    Thank you, Ms. Morrison for the love. May you rest in the peace and power that you so richly deserve.

    Farewell, Johnny Clegg

    Johnny Clegg’s music marked a very special period in my life and has connected me to lifelong friends. I was saddened to learn of his death at the relatively young age of 66.
    I’d been introduced to his story and music with Juluka during my first year of graduate philosophy at Rutgers by my classmate and friend, Sarah.
    Later, when I transferred to anthropology at UVA, my very first outing in Charlottesville was to a Johnny Clegg concert. Sarah was visiting, and we were thrilled to be able to catch them at small venue like Trax. I was new to the area and anthropology, missing my NY/NJ life, and ready for good music and the good vibes Savuka invoked among fans.

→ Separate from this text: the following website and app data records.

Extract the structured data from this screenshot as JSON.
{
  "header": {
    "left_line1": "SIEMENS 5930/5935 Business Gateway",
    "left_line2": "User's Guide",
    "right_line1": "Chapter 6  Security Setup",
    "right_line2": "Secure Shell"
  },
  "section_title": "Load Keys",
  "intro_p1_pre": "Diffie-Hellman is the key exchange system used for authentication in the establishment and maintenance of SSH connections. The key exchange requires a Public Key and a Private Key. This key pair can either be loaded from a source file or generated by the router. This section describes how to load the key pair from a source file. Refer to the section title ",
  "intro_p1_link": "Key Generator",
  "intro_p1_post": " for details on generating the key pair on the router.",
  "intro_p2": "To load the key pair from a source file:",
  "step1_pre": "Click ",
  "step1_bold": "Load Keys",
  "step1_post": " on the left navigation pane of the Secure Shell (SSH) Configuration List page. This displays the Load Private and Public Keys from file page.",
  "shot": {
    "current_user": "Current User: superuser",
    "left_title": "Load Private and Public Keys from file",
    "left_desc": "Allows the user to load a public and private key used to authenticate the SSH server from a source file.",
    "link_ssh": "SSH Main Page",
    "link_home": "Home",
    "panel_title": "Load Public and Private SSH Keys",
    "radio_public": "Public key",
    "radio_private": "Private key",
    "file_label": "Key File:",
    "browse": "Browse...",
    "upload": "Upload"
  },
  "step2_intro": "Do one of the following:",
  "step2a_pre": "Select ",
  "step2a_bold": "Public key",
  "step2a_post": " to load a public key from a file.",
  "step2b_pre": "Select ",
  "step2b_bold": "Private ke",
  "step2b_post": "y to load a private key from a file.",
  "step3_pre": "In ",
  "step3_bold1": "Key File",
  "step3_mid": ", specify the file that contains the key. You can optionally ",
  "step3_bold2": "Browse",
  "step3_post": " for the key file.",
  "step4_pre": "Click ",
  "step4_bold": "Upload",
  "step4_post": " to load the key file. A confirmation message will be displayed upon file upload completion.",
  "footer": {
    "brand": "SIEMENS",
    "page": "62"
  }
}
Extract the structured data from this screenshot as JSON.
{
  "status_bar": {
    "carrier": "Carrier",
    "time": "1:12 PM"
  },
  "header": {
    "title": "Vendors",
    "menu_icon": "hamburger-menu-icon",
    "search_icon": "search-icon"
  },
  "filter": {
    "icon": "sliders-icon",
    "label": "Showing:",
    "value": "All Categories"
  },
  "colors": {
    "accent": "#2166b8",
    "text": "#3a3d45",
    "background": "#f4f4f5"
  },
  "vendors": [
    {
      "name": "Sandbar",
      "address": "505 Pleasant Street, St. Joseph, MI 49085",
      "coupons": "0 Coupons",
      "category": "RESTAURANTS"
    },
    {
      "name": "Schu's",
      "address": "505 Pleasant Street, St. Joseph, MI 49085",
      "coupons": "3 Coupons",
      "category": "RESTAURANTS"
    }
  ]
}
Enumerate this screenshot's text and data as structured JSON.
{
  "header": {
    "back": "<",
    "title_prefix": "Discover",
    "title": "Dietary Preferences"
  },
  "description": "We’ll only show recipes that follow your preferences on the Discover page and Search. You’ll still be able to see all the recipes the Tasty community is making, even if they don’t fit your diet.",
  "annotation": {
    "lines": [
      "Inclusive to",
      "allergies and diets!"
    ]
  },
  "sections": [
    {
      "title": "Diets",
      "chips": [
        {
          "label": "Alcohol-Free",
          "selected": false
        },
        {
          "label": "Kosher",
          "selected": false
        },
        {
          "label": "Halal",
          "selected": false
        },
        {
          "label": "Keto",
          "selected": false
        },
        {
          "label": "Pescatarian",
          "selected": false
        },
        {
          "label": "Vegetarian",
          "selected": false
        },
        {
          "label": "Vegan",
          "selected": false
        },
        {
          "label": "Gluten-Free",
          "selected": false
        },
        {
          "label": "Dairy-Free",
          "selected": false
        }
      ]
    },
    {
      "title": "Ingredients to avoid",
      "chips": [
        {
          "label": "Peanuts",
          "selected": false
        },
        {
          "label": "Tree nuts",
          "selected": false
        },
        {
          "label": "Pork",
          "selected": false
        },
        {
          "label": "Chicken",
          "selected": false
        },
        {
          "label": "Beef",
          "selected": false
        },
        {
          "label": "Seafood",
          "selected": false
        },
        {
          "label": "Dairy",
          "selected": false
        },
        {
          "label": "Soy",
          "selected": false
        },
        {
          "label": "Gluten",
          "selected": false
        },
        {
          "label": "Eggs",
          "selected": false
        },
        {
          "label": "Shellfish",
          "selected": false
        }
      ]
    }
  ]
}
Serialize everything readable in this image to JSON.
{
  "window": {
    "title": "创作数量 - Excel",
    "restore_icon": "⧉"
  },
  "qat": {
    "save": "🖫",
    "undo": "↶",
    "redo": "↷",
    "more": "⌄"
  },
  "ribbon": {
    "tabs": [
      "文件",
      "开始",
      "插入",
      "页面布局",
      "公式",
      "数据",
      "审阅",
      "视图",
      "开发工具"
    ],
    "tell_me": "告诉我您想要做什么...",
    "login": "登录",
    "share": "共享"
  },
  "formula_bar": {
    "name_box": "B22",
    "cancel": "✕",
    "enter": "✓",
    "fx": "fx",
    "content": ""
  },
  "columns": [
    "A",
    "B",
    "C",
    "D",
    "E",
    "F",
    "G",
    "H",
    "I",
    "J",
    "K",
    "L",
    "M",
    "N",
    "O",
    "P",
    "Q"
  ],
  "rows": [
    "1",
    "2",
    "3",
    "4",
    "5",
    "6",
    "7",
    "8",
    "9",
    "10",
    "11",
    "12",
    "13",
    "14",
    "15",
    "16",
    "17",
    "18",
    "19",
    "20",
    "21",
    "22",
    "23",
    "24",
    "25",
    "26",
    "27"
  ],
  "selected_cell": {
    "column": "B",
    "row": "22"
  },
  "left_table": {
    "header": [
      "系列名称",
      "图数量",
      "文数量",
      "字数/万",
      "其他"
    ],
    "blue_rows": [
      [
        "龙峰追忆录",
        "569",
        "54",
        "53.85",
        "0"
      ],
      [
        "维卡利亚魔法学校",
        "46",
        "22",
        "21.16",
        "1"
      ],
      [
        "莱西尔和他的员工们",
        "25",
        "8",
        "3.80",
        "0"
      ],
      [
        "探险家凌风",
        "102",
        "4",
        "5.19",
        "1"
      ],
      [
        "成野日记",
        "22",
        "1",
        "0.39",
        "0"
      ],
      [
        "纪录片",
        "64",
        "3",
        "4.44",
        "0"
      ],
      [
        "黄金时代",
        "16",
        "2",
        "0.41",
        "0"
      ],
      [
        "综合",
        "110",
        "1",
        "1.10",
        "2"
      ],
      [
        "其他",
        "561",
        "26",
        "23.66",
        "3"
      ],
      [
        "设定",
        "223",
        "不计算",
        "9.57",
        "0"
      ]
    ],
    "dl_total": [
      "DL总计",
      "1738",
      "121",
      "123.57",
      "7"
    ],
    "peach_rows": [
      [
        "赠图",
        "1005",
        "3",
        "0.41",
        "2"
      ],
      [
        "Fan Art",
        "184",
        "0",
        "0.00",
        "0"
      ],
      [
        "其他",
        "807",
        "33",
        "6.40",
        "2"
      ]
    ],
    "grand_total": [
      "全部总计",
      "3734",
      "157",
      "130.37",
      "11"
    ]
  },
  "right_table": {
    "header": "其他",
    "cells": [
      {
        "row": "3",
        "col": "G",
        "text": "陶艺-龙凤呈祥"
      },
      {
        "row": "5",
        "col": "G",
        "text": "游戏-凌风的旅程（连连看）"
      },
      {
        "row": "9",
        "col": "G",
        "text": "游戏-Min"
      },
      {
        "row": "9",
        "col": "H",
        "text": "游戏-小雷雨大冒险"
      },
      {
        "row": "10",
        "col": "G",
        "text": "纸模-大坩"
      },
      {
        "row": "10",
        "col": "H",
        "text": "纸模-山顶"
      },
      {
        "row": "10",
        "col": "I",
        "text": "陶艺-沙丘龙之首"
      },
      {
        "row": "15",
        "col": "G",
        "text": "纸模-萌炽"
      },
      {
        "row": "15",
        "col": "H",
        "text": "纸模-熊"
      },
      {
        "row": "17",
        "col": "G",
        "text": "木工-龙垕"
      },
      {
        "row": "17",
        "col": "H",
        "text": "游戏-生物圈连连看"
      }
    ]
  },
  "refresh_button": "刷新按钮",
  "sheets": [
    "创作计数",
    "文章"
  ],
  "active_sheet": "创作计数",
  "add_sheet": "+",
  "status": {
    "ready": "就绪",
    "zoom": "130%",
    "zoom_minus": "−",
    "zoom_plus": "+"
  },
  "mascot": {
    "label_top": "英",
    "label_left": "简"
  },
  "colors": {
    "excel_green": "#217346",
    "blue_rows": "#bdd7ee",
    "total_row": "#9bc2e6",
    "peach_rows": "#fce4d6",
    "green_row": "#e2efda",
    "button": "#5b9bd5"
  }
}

    My expectations went awry as this happy outing was where I was also embroiled in my first and only barroom fight. As Johnny and Savuka sang about racial harmony and peace, I found myself fighting off a humongous, belligerently drunk blond woman who tried to push us out of our front row spaces.
    In one of the more surreal moments of my adult life, I watched as the band’s eyes grew larger and two bouncers moved toward us. After a series of flirtatious moves with a member of Savuka, I also watched helplessly as my friend’s hopes of hanging out with the band went down in flames. It was a memorable night for us and for years afterwards, I harbored a hope of running into Mr. Clegg and explaining to him why my face seemed familiar.
    Living in married graduate student housing and later renting a house in the Fifeville section, I played hostess to an assortment of wonderful students and locals and dancing to Savuka was pretty much a daily ritual. Dances learned from Donna Graham at Chihamba were adapted to Johnny Clegg songs. Friends courted loved ones to Dela and African Dreams, we invoked Third World Child , One Human One Vote, Warsaw 1943, and other political numbers as we waged our own battles against racial, class, and gender discrimination. The music was part of the fabric of our lives and we considered Johnny to have been “a white boy anthropologist who made good: a man who tried to live his values in difficult times, insisting on recognizing the humanity of all people and being willing to face being banned for his antiracist work. Honorable.
    Asking forgiveness for my poor Zulu, with a sad heart and gratitude for the music I say:
    Ukuhlonipha abafileyo; Ukuphumula emandleni.
    Respect to the Dead;
    Rest in Power